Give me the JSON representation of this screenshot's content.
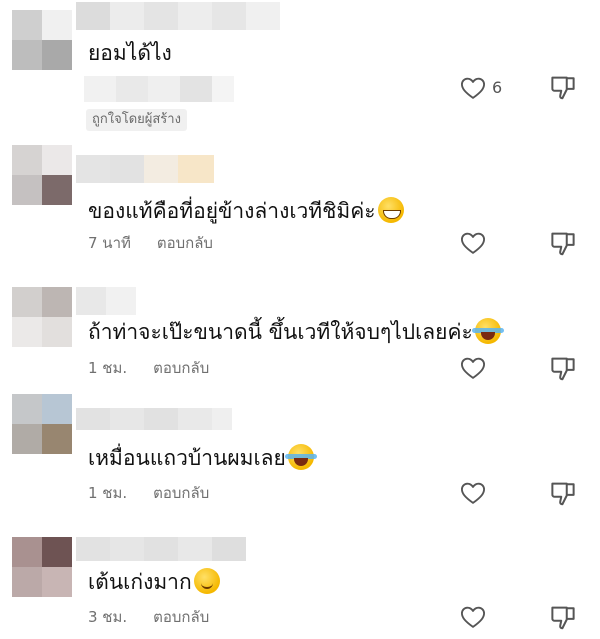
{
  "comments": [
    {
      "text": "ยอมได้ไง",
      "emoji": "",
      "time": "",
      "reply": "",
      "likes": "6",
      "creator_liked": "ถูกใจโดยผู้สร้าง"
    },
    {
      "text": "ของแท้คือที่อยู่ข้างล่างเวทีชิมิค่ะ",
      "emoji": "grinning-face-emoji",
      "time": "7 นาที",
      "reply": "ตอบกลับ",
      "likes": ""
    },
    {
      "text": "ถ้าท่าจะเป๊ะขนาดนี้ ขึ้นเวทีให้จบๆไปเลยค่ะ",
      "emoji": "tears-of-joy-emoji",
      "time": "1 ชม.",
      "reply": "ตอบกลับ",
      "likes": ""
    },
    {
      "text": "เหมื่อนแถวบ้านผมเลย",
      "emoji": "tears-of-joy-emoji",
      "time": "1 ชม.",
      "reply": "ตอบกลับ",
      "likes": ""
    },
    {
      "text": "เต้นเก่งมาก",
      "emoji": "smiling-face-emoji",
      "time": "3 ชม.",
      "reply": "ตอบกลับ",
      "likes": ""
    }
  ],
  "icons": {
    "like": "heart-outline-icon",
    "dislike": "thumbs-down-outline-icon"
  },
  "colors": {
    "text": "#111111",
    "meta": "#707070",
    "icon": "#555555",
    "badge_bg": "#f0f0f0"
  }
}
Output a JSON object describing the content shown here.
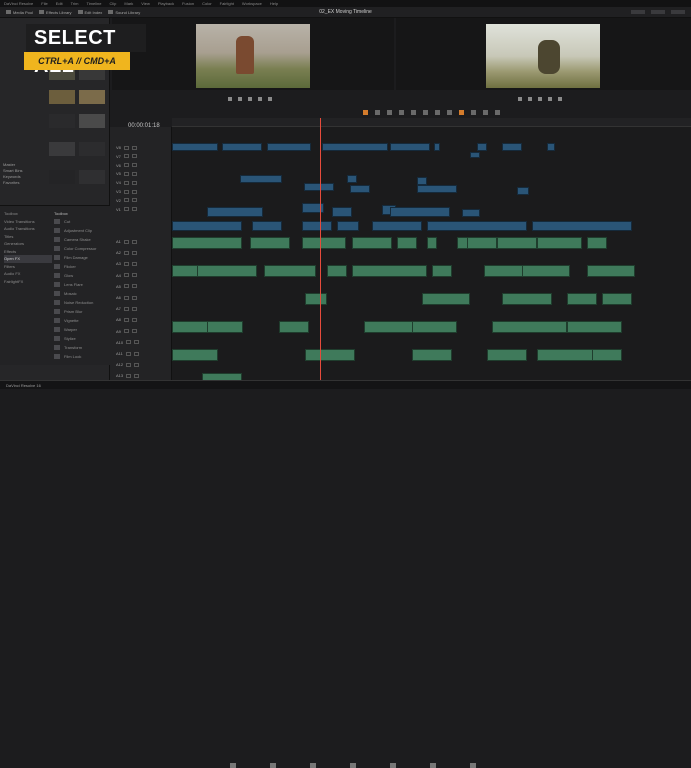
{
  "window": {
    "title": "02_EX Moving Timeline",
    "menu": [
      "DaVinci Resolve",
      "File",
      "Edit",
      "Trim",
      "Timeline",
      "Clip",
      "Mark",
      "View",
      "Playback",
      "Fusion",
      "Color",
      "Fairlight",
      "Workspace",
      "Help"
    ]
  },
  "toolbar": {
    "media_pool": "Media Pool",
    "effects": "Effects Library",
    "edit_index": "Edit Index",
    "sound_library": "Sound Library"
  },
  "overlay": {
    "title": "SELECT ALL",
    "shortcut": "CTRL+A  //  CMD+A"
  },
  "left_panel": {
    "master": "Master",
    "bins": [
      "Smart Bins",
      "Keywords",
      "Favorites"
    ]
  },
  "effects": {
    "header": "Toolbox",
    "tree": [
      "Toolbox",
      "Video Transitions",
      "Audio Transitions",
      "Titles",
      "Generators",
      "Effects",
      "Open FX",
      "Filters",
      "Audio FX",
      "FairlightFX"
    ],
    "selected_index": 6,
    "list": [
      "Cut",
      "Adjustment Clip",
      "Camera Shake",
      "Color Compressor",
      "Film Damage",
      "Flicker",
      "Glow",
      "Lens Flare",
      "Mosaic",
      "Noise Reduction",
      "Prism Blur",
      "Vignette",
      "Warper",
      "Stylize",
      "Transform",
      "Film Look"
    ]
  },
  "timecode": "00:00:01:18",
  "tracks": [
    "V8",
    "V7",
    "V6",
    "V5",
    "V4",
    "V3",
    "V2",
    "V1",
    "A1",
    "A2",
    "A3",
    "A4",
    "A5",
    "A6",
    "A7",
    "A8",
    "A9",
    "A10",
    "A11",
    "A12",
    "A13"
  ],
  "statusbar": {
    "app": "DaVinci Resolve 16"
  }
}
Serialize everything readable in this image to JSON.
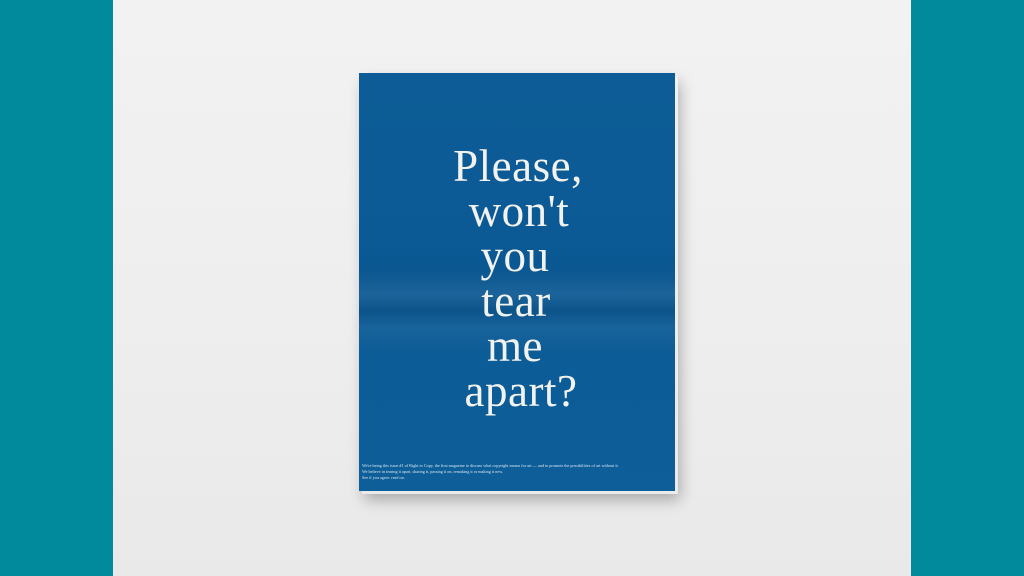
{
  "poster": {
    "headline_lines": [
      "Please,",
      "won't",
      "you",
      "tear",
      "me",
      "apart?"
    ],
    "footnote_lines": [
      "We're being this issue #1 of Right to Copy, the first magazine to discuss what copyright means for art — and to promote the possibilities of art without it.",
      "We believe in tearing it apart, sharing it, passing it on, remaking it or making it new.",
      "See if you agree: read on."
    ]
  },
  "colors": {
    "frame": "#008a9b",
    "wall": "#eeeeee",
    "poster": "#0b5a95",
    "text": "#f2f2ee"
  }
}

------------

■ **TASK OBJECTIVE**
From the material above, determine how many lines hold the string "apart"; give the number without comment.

■ **REPLY**
2